|7 Abr 1992||CC||Certificate of correction|
|10 May 1994||FPAY||Fee payment|
Year of fee payment: 4
|2 Mar 1998||AS||Assignment|
Owner name: MAHER, JOHN H. AS TRUSTEE UNDER A TRUST AGREEMENT
Free format text: ASSIGNMENT OF ASSIGNORS INTEREST;ASSIGNOR:MAHER, JOHN H.;REEL/FRAME:009015/0207
Effective date: 19980210
|4 May 1998||FPAY||Fee payment|
Year of fee payment: 8
|28 May 2002||REMI||Maintenance fee reminder mailed|
|27 Jun 2002||SULP||Surcharge for late payment|
Year of fee payment: 11
|27 Jun 2002||FPAY||Fee payment|
Year of fee payment: 12
|23 Feb 2012||AS||Assignment|
Owner name: ROSENTHAL & ROSENTHAL, INC., NEW YORK
Effective date: 20120217
Free format text: SECURITY AGREEMENT;ASSIGNOR:ATLAS TECHNOLOGIES, LLC;REEL/FRAME:027750/0211
|13 Abr 2012||AS||Assignment|
Effective date: 20120216
Owner name: ATLAS TECHNOLOGIES, LLC, MICHIGAN

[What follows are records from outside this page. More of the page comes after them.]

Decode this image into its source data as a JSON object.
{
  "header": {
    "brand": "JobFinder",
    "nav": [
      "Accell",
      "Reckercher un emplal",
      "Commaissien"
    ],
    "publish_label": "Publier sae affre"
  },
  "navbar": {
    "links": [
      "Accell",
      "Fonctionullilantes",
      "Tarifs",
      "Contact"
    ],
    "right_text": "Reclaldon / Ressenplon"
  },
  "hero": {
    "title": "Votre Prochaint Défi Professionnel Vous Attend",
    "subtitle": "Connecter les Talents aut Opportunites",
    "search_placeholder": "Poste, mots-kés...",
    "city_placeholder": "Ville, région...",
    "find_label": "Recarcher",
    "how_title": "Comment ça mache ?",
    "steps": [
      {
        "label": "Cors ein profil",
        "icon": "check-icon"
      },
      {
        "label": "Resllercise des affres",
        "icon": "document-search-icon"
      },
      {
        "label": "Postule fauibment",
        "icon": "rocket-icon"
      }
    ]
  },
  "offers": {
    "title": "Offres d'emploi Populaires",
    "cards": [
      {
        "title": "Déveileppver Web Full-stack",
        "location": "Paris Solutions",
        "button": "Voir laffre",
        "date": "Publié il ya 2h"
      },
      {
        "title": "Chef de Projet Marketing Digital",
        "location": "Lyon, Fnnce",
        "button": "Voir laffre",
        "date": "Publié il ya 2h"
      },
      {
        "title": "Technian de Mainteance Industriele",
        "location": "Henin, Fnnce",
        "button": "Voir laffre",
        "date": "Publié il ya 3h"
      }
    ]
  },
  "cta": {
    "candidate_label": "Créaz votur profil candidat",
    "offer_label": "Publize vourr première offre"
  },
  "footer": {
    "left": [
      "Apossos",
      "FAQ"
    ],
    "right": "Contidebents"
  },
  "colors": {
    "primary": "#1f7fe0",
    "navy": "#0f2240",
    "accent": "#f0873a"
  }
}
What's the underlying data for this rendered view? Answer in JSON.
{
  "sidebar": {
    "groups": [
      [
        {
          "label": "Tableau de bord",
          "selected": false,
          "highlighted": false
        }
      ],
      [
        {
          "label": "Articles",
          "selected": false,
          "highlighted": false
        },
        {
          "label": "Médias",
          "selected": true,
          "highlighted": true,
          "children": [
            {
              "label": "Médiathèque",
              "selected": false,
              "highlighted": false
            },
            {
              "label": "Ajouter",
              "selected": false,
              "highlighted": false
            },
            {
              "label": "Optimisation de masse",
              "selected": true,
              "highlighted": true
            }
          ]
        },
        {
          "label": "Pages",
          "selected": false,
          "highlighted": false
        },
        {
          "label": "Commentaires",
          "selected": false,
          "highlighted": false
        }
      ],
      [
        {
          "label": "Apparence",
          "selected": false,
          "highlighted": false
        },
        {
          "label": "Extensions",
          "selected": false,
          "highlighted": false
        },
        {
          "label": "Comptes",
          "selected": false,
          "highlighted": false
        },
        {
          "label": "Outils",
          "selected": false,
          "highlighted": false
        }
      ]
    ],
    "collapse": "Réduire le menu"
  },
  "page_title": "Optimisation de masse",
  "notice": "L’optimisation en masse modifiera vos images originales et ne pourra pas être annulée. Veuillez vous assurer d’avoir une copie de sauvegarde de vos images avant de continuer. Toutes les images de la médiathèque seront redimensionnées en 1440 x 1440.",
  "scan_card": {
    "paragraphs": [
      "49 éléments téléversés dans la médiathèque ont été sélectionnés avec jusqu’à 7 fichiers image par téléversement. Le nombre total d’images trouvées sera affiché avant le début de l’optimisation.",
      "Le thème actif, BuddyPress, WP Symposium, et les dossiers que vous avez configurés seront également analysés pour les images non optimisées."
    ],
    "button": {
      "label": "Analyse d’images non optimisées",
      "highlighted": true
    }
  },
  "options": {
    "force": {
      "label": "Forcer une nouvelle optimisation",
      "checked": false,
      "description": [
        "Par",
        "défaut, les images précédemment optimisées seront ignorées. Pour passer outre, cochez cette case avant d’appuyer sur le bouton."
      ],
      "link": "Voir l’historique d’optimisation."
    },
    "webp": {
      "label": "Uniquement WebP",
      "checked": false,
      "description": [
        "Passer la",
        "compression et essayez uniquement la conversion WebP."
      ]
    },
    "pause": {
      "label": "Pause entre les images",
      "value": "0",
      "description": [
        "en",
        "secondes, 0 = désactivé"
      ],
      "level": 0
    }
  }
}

Free format text: MERGER;ASSIGNOR:ATLAS TECHNOLOGIES, INC.;REEL/FRAME:028043/0058